Have you ever heard of Nicholas (“Nicky”) Winton? Me neither. That was before I attended a screening of Nicky’s Family, at the UJA Federation in New York on July 16th. The movie is about Nicky, and why he is otherwise known as the English Oskar Schindler. Like Schindler, Nicky saved lives — that of 669 Czech and Slovak children just before and during World War II. Seeing that movie made me realize we all are, in some sense, in Nicky’s family. So what? Well, maybe his story will cast doubt on the selfish gene theory that many economists rely on in their rational choice models. At least that’s what I thought when I saw the movie.

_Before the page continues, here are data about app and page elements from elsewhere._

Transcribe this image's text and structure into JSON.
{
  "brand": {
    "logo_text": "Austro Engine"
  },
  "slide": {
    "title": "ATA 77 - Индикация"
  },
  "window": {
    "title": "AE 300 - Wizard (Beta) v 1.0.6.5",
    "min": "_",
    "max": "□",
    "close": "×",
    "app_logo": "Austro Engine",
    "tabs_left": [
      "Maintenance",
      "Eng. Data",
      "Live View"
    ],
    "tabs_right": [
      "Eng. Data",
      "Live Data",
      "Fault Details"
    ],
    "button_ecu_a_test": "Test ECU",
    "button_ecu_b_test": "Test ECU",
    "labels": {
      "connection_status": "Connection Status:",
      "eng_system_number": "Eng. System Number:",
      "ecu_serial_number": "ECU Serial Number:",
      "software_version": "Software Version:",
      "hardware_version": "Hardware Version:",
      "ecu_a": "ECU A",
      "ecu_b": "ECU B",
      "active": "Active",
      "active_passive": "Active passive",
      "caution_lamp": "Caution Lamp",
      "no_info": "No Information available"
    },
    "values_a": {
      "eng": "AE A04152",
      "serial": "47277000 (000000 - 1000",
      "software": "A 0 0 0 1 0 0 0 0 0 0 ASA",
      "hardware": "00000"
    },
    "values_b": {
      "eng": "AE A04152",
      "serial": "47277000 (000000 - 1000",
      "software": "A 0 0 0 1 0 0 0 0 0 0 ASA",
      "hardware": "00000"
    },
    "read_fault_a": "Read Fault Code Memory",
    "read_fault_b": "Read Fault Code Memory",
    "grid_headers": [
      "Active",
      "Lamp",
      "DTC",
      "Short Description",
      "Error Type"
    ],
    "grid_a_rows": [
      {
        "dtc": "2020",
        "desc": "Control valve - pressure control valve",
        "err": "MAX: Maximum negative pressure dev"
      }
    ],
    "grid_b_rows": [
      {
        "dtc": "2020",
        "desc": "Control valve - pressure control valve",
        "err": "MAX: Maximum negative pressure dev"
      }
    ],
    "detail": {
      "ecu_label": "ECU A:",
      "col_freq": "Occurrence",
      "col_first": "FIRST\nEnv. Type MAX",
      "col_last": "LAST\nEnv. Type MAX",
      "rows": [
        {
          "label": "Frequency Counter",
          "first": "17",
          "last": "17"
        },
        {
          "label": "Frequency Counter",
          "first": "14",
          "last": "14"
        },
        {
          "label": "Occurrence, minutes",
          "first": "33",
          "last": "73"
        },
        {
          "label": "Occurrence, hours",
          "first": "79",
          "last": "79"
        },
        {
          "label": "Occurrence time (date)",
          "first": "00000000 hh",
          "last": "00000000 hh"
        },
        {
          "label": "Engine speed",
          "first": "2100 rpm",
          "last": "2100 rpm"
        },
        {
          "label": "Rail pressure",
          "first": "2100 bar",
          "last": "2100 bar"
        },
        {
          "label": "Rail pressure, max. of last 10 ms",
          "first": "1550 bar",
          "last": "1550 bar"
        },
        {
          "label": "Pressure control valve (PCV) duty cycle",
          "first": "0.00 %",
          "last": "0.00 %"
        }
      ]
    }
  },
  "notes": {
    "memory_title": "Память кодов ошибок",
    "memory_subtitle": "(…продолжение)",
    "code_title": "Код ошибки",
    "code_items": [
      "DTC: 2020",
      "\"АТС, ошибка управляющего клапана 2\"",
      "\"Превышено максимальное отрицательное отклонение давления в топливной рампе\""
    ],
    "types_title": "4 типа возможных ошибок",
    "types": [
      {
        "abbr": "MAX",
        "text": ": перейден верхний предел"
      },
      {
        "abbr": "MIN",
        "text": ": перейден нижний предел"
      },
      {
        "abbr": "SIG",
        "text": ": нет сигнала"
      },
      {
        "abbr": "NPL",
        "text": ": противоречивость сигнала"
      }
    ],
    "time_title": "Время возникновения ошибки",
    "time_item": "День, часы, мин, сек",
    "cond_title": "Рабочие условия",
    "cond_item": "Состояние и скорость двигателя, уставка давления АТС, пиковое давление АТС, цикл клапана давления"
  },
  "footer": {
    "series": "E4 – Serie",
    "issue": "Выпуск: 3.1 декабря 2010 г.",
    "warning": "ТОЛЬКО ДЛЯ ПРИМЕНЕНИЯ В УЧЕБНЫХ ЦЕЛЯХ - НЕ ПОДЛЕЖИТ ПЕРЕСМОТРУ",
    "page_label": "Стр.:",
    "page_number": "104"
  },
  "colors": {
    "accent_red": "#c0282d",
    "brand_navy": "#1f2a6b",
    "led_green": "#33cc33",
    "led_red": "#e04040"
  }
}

Before the war, Nicky, now 104 years old, was a successful stockbroker in London. He traveled when he wanted. He ate what we wanted. He didn’t really have a concern in the world. So he was the perfect character in a story who would have had an interest in doing nothing at the sight of other people’s suffering.
After learning about the pending doom that Jewish Czech and Slovak children would face under German rule when he took a ski trip to Europe, Nicky started a campaign to have English families adopt Jewish children. When some Rabbis in England complained to Nicky that the children would be going to non-Jewish families, his response: “that’s your problem!”
The screening of the movie, which was chaired by Sanders/Long partner Adam R. Sanders, made me question the self-interested rational choice models that so many economists use. Nicky had everything to lose by helping the children. His only gain was the feeling of seeing that he had an impact on each child in need. And that he did. The movie shows that some 200 of the saved children have been found, and shows their grandchildren, too. Not only that, but Nicky has motivated a whole new generation of people who are trying to make an impact on the world — one child at a time.
Nicky Winton — arriving just in the Nick of time.
We all know the old saying: take a bite out of crime. Unfortunately, today a New York federal court took a bite out of Apple, Inc., instead. The court found that Apple violated antitrust laws when it entered into contracts with major book publishers to distribute e-books using the agency model. The opinion is misguided in failing to see these vertical arrangements as efficient and reasonable methods of competing against and responding to Amazon’s below cost e-book pricing, which the government has to date ignored.
The opinion says that two wrongs don’t make a right. On the one hand, Amazon has overwhelming market share in the e-book market. What is more, it can subsidize losses in that product market with profits it makes in other anything but the kitchen sink markets. On the other hand, book publishers don’t have equal e-book market power — nor do they have equal ability to finance below cost pricing of e-books with profits from other diversified product markets.
Nonetheless, in the court’s view, the fact that Amazon was pricing e-books below cost didn’t justify Apple’s contracting with the settling book publishers to stabilize the price of print and e-books at above cost levels. The reason: Apple or the publishers could have either reported Amazon to the Department of Justice, or could have filed their own lawsuit.
The court’s argument assumes that the government is an impartial observer who doesn’t favor one entity over others in this grudge match. Objections to the government’s settlement with the book publishers raised concerns that the Department of Justice was and has been aware of Amazon’s below cost pricing of e-books but didn’t lift — and hasn’t lifted — a finger to address it.
Given the inability of Apple — and the publishers — to get the police officer to take action, they took matters into their own hands. As previously explained in this blog, the market should decide who wins this billion-dollar fight between Godzilla and King Kong — not one judge sitting in the Southern District of New York.